[Exercise aim]
Report every line of the records that contains the word "description".

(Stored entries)

☆ ☆ ☆ ☆ ☆ ☆ ☆

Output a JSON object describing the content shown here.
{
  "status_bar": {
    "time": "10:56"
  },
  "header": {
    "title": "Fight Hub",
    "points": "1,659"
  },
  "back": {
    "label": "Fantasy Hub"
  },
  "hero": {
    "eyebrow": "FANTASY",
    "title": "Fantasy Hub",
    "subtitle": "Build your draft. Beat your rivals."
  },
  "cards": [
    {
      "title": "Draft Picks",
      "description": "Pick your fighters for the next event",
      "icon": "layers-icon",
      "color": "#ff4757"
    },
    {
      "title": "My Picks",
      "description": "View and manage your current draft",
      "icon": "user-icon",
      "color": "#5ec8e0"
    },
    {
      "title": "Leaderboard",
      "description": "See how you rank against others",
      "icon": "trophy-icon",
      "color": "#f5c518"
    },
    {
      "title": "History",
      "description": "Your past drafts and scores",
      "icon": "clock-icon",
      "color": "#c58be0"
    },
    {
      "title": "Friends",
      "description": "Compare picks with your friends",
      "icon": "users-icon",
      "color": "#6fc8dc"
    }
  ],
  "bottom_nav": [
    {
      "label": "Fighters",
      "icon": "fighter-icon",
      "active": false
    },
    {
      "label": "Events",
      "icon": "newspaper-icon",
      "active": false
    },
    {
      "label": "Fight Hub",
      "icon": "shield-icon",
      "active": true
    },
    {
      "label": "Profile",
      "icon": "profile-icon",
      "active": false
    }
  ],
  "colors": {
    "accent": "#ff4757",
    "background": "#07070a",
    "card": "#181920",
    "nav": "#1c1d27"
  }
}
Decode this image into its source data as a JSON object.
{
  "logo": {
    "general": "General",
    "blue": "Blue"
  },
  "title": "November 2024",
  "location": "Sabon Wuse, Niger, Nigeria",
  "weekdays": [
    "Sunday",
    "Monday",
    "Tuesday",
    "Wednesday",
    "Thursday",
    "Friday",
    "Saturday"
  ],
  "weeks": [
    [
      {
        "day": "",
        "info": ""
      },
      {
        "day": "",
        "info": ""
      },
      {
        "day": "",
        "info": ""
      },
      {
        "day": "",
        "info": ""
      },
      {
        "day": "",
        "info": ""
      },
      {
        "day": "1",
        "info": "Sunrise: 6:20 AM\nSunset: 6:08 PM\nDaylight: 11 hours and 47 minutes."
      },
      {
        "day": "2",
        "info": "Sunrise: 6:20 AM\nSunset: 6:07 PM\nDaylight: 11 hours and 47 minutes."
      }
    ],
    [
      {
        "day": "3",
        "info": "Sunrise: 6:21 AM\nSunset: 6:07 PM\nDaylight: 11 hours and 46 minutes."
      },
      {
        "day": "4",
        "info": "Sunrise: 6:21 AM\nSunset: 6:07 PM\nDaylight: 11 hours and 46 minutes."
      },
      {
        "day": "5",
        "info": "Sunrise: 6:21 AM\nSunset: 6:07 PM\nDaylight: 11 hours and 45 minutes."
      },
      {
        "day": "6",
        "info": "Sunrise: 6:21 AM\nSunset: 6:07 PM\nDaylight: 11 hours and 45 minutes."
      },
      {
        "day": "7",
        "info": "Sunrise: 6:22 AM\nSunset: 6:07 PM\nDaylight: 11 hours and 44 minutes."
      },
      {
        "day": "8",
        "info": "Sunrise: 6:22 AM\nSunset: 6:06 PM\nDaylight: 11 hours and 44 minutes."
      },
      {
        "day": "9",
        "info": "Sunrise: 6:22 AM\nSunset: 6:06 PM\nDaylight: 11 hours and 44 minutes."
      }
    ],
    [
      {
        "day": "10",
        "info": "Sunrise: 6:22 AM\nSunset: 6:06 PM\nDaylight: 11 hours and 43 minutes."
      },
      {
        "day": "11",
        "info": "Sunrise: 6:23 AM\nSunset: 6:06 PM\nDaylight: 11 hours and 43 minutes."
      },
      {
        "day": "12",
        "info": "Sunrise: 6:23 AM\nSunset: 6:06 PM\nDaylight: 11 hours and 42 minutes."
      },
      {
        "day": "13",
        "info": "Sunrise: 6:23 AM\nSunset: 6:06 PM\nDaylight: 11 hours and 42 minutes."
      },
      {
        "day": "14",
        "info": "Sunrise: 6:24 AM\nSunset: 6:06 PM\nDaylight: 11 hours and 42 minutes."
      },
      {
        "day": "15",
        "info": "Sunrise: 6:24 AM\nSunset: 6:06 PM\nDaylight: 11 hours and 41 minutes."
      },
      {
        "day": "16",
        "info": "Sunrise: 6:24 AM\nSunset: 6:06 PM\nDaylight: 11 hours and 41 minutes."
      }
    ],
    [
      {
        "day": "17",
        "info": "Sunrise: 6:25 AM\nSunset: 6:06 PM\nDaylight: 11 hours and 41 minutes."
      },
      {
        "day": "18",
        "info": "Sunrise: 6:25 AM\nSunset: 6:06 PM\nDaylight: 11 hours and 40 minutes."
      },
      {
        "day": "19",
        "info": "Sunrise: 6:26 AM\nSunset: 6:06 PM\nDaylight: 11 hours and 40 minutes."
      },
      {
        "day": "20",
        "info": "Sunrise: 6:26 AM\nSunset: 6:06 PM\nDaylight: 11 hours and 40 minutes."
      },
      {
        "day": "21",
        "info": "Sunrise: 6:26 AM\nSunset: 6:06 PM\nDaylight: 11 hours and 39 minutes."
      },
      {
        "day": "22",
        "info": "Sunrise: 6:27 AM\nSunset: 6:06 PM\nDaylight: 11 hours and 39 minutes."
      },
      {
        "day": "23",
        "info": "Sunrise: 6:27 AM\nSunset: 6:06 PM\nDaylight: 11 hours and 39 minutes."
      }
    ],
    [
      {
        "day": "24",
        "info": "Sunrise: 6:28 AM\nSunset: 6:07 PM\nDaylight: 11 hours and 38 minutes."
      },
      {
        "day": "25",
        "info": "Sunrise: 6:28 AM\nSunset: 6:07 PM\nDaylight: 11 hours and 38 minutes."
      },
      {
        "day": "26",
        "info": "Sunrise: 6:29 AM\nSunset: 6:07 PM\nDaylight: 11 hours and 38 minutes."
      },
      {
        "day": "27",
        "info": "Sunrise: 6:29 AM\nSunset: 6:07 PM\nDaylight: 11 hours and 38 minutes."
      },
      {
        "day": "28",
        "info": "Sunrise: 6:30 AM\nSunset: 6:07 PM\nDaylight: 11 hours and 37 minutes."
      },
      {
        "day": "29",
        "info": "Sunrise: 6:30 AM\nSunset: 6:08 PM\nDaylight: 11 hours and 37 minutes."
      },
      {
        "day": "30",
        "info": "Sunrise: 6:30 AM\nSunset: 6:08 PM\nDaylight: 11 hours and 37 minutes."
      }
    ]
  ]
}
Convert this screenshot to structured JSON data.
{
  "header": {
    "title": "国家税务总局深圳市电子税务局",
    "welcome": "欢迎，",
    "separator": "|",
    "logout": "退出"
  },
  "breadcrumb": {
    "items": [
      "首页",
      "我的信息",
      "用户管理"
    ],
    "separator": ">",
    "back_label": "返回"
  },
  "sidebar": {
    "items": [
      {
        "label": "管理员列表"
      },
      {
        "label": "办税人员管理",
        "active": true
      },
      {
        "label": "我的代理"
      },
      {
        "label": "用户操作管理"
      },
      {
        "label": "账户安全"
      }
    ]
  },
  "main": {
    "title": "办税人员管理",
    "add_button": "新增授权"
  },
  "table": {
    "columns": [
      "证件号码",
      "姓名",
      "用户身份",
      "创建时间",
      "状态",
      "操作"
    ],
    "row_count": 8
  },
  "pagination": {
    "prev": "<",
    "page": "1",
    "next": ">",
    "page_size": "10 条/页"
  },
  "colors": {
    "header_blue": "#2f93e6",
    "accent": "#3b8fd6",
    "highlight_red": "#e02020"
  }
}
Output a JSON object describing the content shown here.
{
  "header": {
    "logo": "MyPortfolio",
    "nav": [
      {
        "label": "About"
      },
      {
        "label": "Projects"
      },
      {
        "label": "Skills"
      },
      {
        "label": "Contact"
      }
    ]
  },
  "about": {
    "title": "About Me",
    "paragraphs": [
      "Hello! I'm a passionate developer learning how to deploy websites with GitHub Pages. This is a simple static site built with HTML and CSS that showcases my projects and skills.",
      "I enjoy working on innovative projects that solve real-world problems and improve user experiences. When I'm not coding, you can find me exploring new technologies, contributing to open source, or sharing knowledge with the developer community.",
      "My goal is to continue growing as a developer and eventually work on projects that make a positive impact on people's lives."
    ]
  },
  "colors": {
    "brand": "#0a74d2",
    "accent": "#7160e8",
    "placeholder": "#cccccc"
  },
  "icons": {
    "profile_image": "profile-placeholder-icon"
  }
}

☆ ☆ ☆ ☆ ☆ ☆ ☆

[Result of this task]
      "description": "Pick your fighters for the next event",
      "description": "View and manage your current draft",
      "description": "See how you rank against others",
      "description": "Your past drafts and scores",
      "description": "Compare picks with your friends",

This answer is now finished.